Records from a data source:
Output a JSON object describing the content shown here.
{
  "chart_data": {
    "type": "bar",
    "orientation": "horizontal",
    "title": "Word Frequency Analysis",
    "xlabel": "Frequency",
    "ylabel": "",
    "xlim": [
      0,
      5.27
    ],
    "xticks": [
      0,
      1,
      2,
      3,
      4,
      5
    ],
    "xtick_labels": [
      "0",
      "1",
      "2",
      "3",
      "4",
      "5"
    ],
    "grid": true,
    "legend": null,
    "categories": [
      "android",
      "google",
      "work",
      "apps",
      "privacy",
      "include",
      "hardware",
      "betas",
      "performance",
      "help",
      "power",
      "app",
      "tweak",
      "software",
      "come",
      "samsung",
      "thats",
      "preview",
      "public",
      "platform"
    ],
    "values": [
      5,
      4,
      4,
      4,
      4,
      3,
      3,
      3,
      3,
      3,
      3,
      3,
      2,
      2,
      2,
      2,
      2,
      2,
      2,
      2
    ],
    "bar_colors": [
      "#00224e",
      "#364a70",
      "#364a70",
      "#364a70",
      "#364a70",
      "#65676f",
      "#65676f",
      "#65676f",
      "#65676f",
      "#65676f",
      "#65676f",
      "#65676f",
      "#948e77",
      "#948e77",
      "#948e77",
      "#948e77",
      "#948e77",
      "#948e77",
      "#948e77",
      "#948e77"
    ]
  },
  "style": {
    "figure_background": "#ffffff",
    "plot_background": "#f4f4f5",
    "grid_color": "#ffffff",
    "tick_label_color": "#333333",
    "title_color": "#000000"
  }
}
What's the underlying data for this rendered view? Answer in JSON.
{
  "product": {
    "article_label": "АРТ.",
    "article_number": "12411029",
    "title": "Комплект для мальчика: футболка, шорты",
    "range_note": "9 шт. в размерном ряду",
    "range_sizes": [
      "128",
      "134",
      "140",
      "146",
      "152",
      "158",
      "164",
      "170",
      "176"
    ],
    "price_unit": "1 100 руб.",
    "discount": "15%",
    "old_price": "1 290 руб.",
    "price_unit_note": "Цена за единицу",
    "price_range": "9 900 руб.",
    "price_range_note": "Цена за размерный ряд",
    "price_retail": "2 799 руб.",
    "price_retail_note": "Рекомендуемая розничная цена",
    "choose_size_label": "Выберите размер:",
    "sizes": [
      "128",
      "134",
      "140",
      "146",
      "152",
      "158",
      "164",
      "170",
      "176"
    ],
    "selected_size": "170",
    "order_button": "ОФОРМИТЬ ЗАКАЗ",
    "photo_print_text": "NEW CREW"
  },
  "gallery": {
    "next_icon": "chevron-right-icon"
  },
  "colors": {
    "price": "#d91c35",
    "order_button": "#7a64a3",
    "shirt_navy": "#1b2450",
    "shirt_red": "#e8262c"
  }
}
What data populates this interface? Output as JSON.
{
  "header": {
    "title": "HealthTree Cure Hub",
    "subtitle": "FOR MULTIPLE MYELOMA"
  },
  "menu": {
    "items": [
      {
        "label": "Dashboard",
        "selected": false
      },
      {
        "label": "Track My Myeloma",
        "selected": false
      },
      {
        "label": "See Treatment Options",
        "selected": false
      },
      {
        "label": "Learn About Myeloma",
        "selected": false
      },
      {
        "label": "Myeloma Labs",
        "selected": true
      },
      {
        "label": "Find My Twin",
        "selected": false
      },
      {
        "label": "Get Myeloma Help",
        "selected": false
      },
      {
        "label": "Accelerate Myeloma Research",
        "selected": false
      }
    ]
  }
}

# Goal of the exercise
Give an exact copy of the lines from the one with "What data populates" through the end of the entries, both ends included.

# Solution for this problem
What data populates this interface? Output as JSON.
{
  "header": {
    "title": "HealthTree Cure Hub",
    "subtitle": "FOR MULTIPLE MYELOMA"
  },
  "menu": {
    "items": [
      {
        "label": "Dashboard",
        "selected": false
      },
      {
        "label": "Track My Myeloma",
        "selected": false
      },
      {
        "label": "See Treatment Options",
        "selected": false
      },
      {
        "label": "Learn About Myeloma",
        "selected": false
      },
      {
        "label": "Myeloma Labs",
        "selected": true
      },
      {
        "label": "Find My Twin",
        "selected": false
      },
      {
        "label": "Get Myeloma Help",
        "selected": false
      },
      {
        "label": "Accelerate Myeloma Research",
        "selected": false
      }
    ]
  }
}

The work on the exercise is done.